Supplied data Start Marker
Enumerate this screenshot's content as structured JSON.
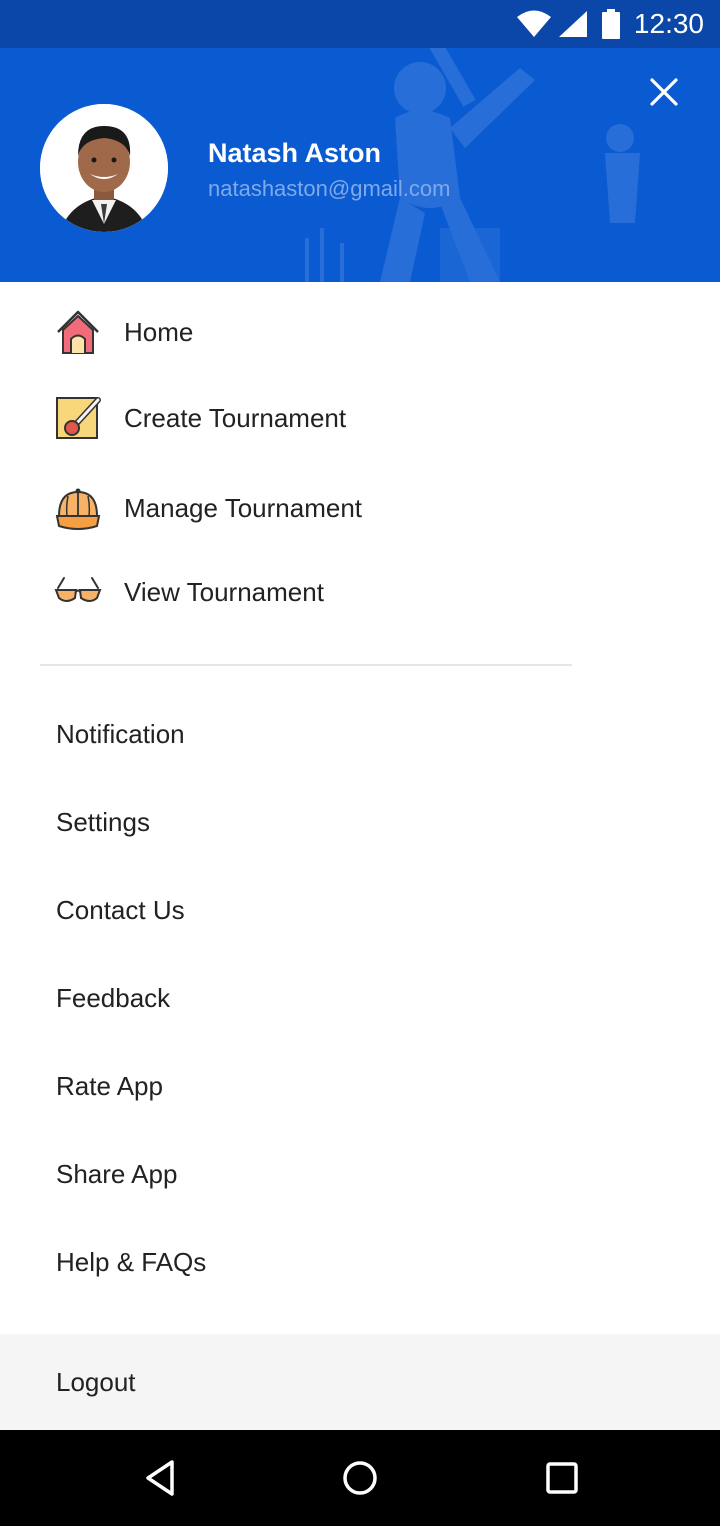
{
  "status_bar": {
    "time": "12:30",
    "icons": [
      "wifi-icon",
      "signal-icon",
      "battery-icon"
    ]
  },
  "header": {
    "user_name": "Natash Aston",
    "user_email": "natashaston@gmail.com",
    "close_icon": "close-icon",
    "background_color": "#0a5bd1"
  },
  "menu_primary": [
    {
      "label": "Home",
      "icon": "home-icon"
    },
    {
      "label": "Create Tournament",
      "icon": "create-tournament-icon"
    },
    {
      "label": "Manage Tournament",
      "icon": "cap-icon"
    },
    {
      "label": "View Tournament",
      "icon": "glasses-icon"
    }
  ],
  "menu_secondary": [
    {
      "label": "Notification"
    },
    {
      "label": "Settings"
    },
    {
      "label": "Contact Us"
    },
    {
      "label": "Feedback"
    },
    {
      "label": "Rate App"
    },
    {
      "label": "Share App"
    },
    {
      "label": "Help & FAQs"
    }
  ],
  "logout": {
    "label": "Logout"
  },
  "nav_bar": {
    "icons": [
      "back-icon",
      "home-nav-icon",
      "recents-icon"
    ]
  }
}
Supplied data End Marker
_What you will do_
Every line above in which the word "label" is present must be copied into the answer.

_Final answer_
      "label": "Home",
      "label": "Create Tournament",
      "label": "Manage Tournament",
      "label": "View Tournament",
      "label": "Notification"
      "label": "Settings"
      "label": "Contact Us"
      "label": "Feedback"
      "label": "Rate App"
      "label": "Share App"
      "label": "Help & FAQs"
    "label": "Logout"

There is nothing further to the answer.